Page and application data records:
◆ ◆ ◆ ◆
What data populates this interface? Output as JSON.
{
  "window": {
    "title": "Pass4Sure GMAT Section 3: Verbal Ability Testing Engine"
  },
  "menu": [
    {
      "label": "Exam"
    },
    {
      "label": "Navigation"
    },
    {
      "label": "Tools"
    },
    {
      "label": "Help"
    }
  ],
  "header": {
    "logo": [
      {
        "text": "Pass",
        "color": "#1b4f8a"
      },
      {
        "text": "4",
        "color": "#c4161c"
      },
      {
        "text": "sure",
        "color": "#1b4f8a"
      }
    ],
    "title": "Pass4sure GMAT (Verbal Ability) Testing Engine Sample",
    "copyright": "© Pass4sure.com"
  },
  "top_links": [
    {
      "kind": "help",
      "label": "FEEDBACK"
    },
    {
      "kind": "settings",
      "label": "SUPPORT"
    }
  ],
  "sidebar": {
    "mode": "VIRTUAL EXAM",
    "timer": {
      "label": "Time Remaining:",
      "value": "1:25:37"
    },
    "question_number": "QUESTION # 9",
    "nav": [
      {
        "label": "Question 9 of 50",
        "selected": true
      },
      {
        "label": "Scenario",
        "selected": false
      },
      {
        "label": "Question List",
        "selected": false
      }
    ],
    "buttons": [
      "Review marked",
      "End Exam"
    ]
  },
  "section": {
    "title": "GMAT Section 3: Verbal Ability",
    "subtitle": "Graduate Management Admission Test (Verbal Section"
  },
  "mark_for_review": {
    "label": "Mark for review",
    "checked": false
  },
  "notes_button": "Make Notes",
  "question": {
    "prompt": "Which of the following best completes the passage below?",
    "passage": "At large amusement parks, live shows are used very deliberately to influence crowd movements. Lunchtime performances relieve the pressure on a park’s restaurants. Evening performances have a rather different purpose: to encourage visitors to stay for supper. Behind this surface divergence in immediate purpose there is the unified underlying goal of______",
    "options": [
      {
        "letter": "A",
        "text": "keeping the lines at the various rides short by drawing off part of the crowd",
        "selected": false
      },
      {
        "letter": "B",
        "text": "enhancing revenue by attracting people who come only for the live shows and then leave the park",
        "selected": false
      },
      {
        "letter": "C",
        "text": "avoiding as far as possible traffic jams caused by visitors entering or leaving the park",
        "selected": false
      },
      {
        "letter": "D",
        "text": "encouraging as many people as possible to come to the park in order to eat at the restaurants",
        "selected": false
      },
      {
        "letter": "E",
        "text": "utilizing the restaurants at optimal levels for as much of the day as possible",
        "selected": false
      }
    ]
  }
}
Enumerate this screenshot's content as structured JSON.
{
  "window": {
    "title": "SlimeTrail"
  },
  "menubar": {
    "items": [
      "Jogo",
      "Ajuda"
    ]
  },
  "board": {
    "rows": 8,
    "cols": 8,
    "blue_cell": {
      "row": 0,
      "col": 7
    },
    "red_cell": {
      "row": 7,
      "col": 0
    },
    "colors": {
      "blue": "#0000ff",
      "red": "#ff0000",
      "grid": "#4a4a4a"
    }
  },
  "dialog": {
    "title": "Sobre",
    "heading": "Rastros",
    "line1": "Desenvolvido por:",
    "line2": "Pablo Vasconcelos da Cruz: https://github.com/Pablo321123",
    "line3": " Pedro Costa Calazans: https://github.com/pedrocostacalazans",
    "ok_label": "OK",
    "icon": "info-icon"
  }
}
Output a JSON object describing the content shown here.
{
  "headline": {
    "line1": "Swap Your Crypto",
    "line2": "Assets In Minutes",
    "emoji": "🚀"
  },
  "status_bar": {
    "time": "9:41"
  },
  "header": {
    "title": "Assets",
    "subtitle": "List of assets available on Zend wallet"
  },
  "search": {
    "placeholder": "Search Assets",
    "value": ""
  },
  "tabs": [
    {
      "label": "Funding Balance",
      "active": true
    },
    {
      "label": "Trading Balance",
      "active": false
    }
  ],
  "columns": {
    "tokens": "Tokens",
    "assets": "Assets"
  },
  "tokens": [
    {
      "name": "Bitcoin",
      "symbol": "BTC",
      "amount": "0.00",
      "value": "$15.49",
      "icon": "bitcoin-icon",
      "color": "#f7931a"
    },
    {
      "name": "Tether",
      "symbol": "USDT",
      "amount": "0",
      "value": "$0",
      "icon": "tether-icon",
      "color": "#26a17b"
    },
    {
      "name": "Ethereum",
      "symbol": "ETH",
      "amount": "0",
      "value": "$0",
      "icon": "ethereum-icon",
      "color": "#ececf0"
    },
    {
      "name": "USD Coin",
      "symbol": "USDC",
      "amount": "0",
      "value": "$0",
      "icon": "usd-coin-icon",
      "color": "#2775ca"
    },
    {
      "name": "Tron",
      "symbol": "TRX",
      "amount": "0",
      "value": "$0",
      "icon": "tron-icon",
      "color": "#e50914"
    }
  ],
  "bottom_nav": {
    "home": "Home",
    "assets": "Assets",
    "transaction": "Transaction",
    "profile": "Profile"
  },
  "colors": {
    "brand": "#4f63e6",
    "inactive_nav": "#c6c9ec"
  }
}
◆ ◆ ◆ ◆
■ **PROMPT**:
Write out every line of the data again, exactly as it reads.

■ **EXERCISE ANSWER**:
What data populates this interface? Output as JSON.
{
  "window": {
    "title": "Pass4Sure GMAT Section 3: Verbal Ability Testing Engine"
  },
  "menu": [
    {
      "label": "Exam"
    },
    {
      "label": "Navigation"
    },
    {
      "label": "Tools"
    },
    {
      "label": "Help"
    }
  ],
  "header": {
    "logo": [
      {
        "text": "Pass",
        "color": "#1b4f8a"
      },
      {
        "text": "4",
        "color": "#c4161c"
      },
      {
        "text": "sure",
        "color": "#1b4f8a"
      }
    ],
    "title": "Pass4sure GMAT (Verbal Ability) Testing Engine Sample",
    "copyright": "© Pass4sure.com"
  },
  "top_links": [
    {
      "kind": "help",
      "label": "FEEDBACK"
    },
    {
      "kind": "settings",
      "label": "SUPPORT"
    }
  ],
  "sidebar": {
    "mode": "VIRTUAL EXAM",
    "timer": {
      "label": "Time Remaining:",
      "value": "1:25:37"
    },
    "question_number": "QUESTION # 9",
    "nav": [
      {
        "label": "Question 9 of 50",
        "selected": true
      },
      {
        "label": "Scenario",
        "selected": false
      },
      {
        "label": "Question List",
        "selected": false
      }
    ],
    "buttons": [
      "Review marked",
      "End Exam"
    ]
  },
  "section": {
    "title": "GMAT Section 3: Verbal Ability",
    "subtitle": "Graduate Management Admission Test (Verbal Section"
  },
  "mark_for_review": {
    "label": "Mark for review",
    "checked": false
  },
  "notes_button": "Make Notes",
  "question": {
    "prompt": "Which of the following best completes the passage below?",
    "passage": "At large amusement parks, live shows are used very deliberately to influence crowd movements. Lunchtime performances relieve the pressure on a park’s restaurants. Evening performances have a rather different purpose: to encourage visitors to stay for supper. Behind this surface divergence in immediate purpose there is the unified underlying goal of______",
    "options": [
      {
        "letter": "A",
        "text": "keeping the lines at the various rides short by drawing off part of the crowd",
        "selected": false
      },
      {
        "letter": "B",
        "text": "enhancing revenue by attracting people who come only for the live shows and then leave the park",
        "selected": false
      },
      {
        "letter": "C",
        "text": "avoiding as far as possible traffic jams caused by visitors entering or leaving the park",
        "selected": false
      },
      {
        "letter": "D",
        "text": "encouraging as many people as possible to come to the park in order to eat at the restaurants",
        "selected": false
      },
      {
        "letter": "E",
        "text": "utilizing the restaurants at optimal levels for as much of the day as possible",
        "selected": false
      }
    ]
  }
}
Enumerate this screenshot's content as structured JSON.
{
  "window": {
    "title": "SlimeTrail"
  },
  "menubar": {
    "items": [
      "Jogo",
      "Ajuda"
    ]
  },
  "board": {
    "rows": 8,
    "cols": 8,
    "blue_cell": {
      "row": 0,
      "col": 7
    },
    "red_cell": {
      "row": 7,
      "col": 0
    },
    "colors": {
      "blue": "#0000ff",
      "red": "#ff0000",
      "grid": "#4a4a4a"
    }
  },
  "dialog": {
    "title": "Sobre",
    "heading": "Rastros",
    "line1": "Desenvolvido por:",
    "line2": "Pablo Vasconcelos da Cruz: https://github.com/Pablo321123",
    "line3": " Pedro Costa Calazans: https://github.com/pedrocostacalazans",
    "ok_label": "OK",
    "icon": "info-icon"
  }
}
Output a JSON object describing the content shown here.
{
  "headline": {
    "line1": "Swap Your Crypto",
    "line2": "Assets In Minutes",
    "emoji": "🚀"
  },
  "status_bar": {
    "time": "9:41"
  },
  "header": {
    "title": "Assets",
    "subtitle": "List of assets available on Zend wallet"
  },
  "search": {
    "placeholder": "Search Assets",
    "value": ""
  },
  "tabs": [
    {
      "label": "Funding Balance",
      "active": true
    },
    {
      "label": "Trading Balance",
      "active": false
    }
  ],
  "columns": {
    "tokens": "Tokens",
    "assets": "Assets"
  },
  "tokens": [
    {
      "name": "Bitcoin",
      "symbol": "BTC",
      "amount": "0.00",
      "value": "$15.49",
      "icon": "bitcoin-icon",
      "color": "#f7931a"
    },
    {
      "name": "Tether",
      "symbol": "USDT",
      "amount": "0",
      "value": "$0",
      "icon": "tether-icon",
      "color": "#26a17b"
    },
    {
      "name": "Ethereum",
      "symbol": "ETH",
      "amount": "0",
      "value": "$0",
      "icon": "ethereum-icon",
      "color": "#ececf0"
    },
    {
      "name": "USD Coin",
      "symbol": "USDC",
      "amount": "0",
      "value": "$0",
      "icon": "usd-coin-icon",
      "color": "#2775ca"
    },
    {
      "name": "Tron",
      "symbol": "TRX",
      "amount": "0",
      "value": "$0",
      "icon": "tron-icon",
      "color": "#e50914"
    }
  ],
  "bottom_nav": {
    "home": "Home",
    "assets": "Assets",
    "transaction": "Transaction",
    "profile": "Profile"
  },
  "colors": {
    "brand": "#4f63e6",
    "inactive_nav": "#c6c9ec"
  }
}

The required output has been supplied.